## Given data
:::

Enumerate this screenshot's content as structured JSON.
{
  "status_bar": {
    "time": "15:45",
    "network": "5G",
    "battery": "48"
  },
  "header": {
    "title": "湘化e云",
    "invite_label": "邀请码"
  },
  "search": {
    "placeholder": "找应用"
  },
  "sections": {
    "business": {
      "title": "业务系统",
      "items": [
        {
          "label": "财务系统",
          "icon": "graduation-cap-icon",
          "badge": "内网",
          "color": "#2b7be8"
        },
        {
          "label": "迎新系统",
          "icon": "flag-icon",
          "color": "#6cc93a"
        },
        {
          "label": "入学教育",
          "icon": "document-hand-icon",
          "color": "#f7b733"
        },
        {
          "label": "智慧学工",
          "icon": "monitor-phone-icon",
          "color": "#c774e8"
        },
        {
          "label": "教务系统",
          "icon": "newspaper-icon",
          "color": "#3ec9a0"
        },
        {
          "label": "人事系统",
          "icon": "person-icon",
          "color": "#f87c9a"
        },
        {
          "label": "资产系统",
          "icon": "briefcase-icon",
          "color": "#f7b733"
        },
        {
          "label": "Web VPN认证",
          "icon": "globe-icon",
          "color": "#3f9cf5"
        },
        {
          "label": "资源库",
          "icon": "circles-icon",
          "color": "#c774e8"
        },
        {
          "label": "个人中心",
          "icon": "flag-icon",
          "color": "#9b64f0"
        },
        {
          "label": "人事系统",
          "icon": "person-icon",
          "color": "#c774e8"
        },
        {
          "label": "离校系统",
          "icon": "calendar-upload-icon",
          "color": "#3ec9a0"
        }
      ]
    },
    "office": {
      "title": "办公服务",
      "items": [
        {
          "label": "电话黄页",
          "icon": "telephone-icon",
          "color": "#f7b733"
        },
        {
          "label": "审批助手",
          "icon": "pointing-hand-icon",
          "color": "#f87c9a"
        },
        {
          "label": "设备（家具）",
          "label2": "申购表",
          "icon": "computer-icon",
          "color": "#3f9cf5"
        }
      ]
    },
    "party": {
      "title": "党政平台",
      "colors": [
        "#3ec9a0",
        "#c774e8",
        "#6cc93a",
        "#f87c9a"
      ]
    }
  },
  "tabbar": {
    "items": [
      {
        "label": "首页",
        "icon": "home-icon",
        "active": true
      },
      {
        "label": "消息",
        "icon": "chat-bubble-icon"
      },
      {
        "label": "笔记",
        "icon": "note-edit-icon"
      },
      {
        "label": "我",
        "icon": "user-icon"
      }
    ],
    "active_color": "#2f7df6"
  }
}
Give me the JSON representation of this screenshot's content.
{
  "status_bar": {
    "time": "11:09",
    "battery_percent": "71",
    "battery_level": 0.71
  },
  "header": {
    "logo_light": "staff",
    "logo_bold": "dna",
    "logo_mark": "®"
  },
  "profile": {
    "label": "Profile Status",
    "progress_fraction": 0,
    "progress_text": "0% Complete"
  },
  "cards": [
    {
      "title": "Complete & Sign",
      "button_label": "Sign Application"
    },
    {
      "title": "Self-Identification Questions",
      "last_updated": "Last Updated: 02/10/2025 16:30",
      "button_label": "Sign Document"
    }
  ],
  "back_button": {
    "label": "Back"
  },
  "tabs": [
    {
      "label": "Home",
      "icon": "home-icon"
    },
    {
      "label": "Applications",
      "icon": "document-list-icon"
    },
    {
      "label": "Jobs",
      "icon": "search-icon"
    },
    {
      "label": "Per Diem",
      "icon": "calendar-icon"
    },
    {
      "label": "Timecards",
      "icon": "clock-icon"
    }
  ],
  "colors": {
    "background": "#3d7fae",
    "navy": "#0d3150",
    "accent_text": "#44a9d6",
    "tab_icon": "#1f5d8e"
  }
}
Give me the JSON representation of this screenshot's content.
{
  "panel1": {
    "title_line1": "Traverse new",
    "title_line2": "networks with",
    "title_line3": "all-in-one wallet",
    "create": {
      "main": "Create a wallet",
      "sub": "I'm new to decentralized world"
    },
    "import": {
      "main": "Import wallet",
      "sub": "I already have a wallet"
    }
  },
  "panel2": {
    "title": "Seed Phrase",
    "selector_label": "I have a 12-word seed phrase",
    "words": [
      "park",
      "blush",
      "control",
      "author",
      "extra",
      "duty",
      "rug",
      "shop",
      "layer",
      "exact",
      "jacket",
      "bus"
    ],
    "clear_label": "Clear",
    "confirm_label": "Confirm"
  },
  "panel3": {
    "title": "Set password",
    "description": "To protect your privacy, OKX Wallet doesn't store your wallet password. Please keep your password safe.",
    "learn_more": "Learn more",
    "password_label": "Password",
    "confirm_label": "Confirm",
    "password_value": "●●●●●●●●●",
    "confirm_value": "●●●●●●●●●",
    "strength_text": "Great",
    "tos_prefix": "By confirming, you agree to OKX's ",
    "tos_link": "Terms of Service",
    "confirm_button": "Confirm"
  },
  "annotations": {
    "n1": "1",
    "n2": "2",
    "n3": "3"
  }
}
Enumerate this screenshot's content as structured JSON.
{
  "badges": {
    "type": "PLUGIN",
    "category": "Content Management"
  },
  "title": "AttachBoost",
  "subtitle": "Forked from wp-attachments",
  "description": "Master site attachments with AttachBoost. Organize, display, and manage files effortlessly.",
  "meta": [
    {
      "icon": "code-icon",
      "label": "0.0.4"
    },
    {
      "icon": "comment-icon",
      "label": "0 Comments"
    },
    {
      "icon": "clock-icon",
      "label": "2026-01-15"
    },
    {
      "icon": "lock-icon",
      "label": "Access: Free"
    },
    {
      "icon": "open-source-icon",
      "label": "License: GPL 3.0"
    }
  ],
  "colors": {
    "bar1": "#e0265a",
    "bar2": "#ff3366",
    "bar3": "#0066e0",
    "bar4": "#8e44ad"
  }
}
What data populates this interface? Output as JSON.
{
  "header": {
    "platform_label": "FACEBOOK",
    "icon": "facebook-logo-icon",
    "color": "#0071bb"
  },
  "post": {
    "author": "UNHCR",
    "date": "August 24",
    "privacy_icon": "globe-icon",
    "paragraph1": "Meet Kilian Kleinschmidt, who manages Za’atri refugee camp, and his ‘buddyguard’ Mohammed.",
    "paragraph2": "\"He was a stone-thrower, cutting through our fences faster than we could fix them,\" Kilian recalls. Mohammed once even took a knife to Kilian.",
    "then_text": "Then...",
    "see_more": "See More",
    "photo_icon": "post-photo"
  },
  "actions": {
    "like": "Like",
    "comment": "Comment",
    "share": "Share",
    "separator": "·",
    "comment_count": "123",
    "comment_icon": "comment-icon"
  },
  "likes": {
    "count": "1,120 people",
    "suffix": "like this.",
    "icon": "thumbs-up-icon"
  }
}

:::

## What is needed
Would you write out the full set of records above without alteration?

## Task result
Enumerate this screenshot's content as structured JSON.
{
  "status_bar": {
    "time": "15:45",
    "network": "5G",
    "battery": "48"
  },
  "header": {
    "title": "湘化e云",
    "invite_label": "邀请码"
  },
  "search": {
    "placeholder": "找应用"
  },
  "sections": {
    "business": {
      "title": "业务系统",
      "items": [
        {
          "label": "财务系统",
          "icon": "graduation-cap-icon",
          "badge": "内网",
          "color": "#2b7be8"
        },
        {
          "label": "迎新系统",
          "icon": "flag-icon",
          "color": "#6cc93a"
        },
        {
          "label": "入学教育",
          "icon": "document-hand-icon",
          "color": "#f7b733"
        },
        {
          "label": "智慧学工",
          "icon": "monitor-phone-icon",
          "color": "#c774e8"
        },
        {
          "label": "教务系统",
          "icon": "newspaper-icon",
          "color": "#3ec9a0"
        },
        {
          "label": "人事系统",
          "icon": "person-icon",
          "color": "#f87c9a"
        },
        {
          "label": "资产系统",
          "icon": "briefcase-icon",
          "color": "#f7b733"
        },
        {
          "label": "Web VPN认证",
          "icon": "globe-icon",
          "color": "#3f9cf5"
        },
        {
          "label": "资源库",
          "icon": "circles-icon",
          "color": "#c774e8"
        },
        {
          "label": "个人中心",
          "icon": "flag-icon",
          "color": "#9b64f0"
        },
        {
          "label": "人事系统",
          "icon": "person-icon",
          "color": "#c774e8"
        },
        {
          "label": "离校系统",
          "icon": "calendar-upload-icon",
          "color": "#3ec9a0"
        }
      ]
    },
    "office": {
      "title": "办公服务",
      "items": [
        {
          "label": "电话黄页",
          "icon": "telephone-icon",
          "color": "#f7b733"
        },
        {
          "label": "审批助手",
          "icon": "pointing-hand-icon",
          "color": "#f87c9a"
        },
        {
          "label": "设备（家具）",
          "label2": "申购表",
          "icon": "computer-icon",
          "color": "#3f9cf5"
        }
      ]
    },
    "party": {
      "title": "党政平台",
      "colors": [
        "#3ec9a0",
        "#c774e8",
        "#6cc93a",
        "#f87c9a"
      ]
    }
  },
  "tabbar": {
    "items": [
      {
        "label": "首页",
        "icon": "home-icon",
        "active": true
      },
      {
        "label": "消息",
        "icon": "chat-bubble-icon"
      },
      {
        "label": "笔记",
        "icon": "note-edit-icon"
      },
      {
        "label": "我",
        "icon": "user-icon"
      }
    ],
    "active_color": "#2f7df6"
  }
}
Give me the JSON representation of this screenshot's content.
{
  "status_bar": {
    "time": "11:09",
    "battery_percent": "71",
    "battery_level": 0.71
  },
  "header": {
    "logo_light": "staff",
    "logo_bold": "dna",
    "logo_mark": "®"
  },
  "profile": {
    "label": "Profile Status",
    "progress_fraction": 0,
    "progress_text": "0% Complete"
  },
  "cards": [
    {
      "title": "Complete & Sign",
      "button_label": "Sign Application"
    },
    {
      "title": "Self-Identification Questions",
      "last_updated": "Last Updated: 02/10/2025 16:30",
      "button_label": "Sign Document"
    }
  ],
  "back_button": {
    "label": "Back"
  },
  "tabs": [
    {
      "label": "Home",
      "icon": "home-icon"
    },
    {
      "label": "Applications",
      "icon": "document-list-icon"
    },
    {
      "label": "Jobs",
      "icon": "search-icon"
    },
    {
      "label": "Per Diem",
      "icon": "calendar-icon"
    },
    {
      "label": "Timecards",
      "icon": "clock-icon"
    }
  ],
  "colors": {
    "background": "#3d7fae",
    "navy": "#0d3150",
    "accent_text": "#44a9d6",
    "tab_icon": "#1f5d8e"
  }
}
Give me the JSON representation of this screenshot's content.
{
  "panel1": {
    "title_line1": "Traverse new",
    "title_line2": "networks with",
    "title_line3": "all-in-one wallet",
    "create": {
      "main": "Create a wallet",
      "sub": "I'm new to decentralized world"
    },
    "import": {
      "main": "Import wallet",
      "sub": "I already have a wallet"
    }
  },
  "panel2": {
    "title": "Seed Phrase",
    "selector_label": "I have a 12-word seed phrase",
    "words": [
      "park",
      "blush",
      "control",
      "author",
      "extra",
      "duty",
      "rug",
      "shop",
      "layer",
      "exact",
      "jacket",
      "bus"
    ],
    "clear_label": "Clear",
    "confirm_label": "Confirm"
  },
  "panel3": {
    "title": "Set password",
    "description": "To protect your privacy, OKX Wallet doesn't store your wallet password. Please keep your password safe.",
    "learn_more": "Learn more",
    "password_label": "Password",
    "confirm_label": "Confirm",
    "password_value": "●●●●●●●●●",
    "confirm_value": "●●●●●●●●●",
    "strength_text": "Great",
    "tos_prefix": "By confirming, you agree to OKX's ",
    "tos_link": "Terms of Service",
    "confirm_button": "Confirm"
  },
  "annotations": {
    "n1": "1",
    "n2": "2",
    "n3": "3"
  }
}
Enumerate this screenshot's content as structured JSON.
{
  "badges": {
    "type": "PLUGIN",
    "category": "Content Management"
  },
  "title": "AttachBoost",
  "subtitle": "Forked from wp-attachments",
  "description": "Master site attachments with AttachBoost. Organize, display, and manage files effortlessly.",
  "meta": [
    {
      "icon": "code-icon",
      "label": "0.0.4"
    },
    {
      "icon": "comment-icon",
      "label": "0 Comments"
    },
    {
      "icon": "clock-icon",
      "label": "2026-01-15"
    },
    {
      "icon": "lock-icon",
      "label": "Access: Free"
    },
    {
      "icon": "open-source-icon",
      "label": "License: GPL 3.0"
    }
  ],
  "colors": {
    "bar1": "#e0265a",
    "bar2": "#ff3366",
    "bar3": "#0066e0",
    "bar4": "#8e44ad"
  }
}
What data populates this interface? Output as JSON.
{
  "header": {
    "platform_label": "FACEBOOK",
    "icon": "facebook-logo-icon",
    "color": "#0071bb"
  },
  "post": {
    "author": "UNHCR",
    "date": "August 24",
    "privacy_icon": "globe-icon",
    "paragraph1": "Meet Kilian Kleinschmidt, who manages Za’atri refugee camp, and his ‘buddyguard’ Mohammed.",
    "paragraph2": "\"He was a stone-thrower, cutting through our fences faster than we could fix them,\" Kilian recalls. Mohammed once even took a knife to Kilian.",
    "then_text": "Then...",
    "see_more": "See More",
    "photo_icon": "post-photo"
  },
  "actions": {
    "like": "Like",
    "comment": "Comment",
    "share": "Share",
    "separator": "·",
    "comment_count": "123",
    "comment_icon": "comment-icon"
  },
  "likes": {
    "count": "1,120 people",
    "suffix": "like this.",
    "icon": "thumbs-up-icon"
  }
}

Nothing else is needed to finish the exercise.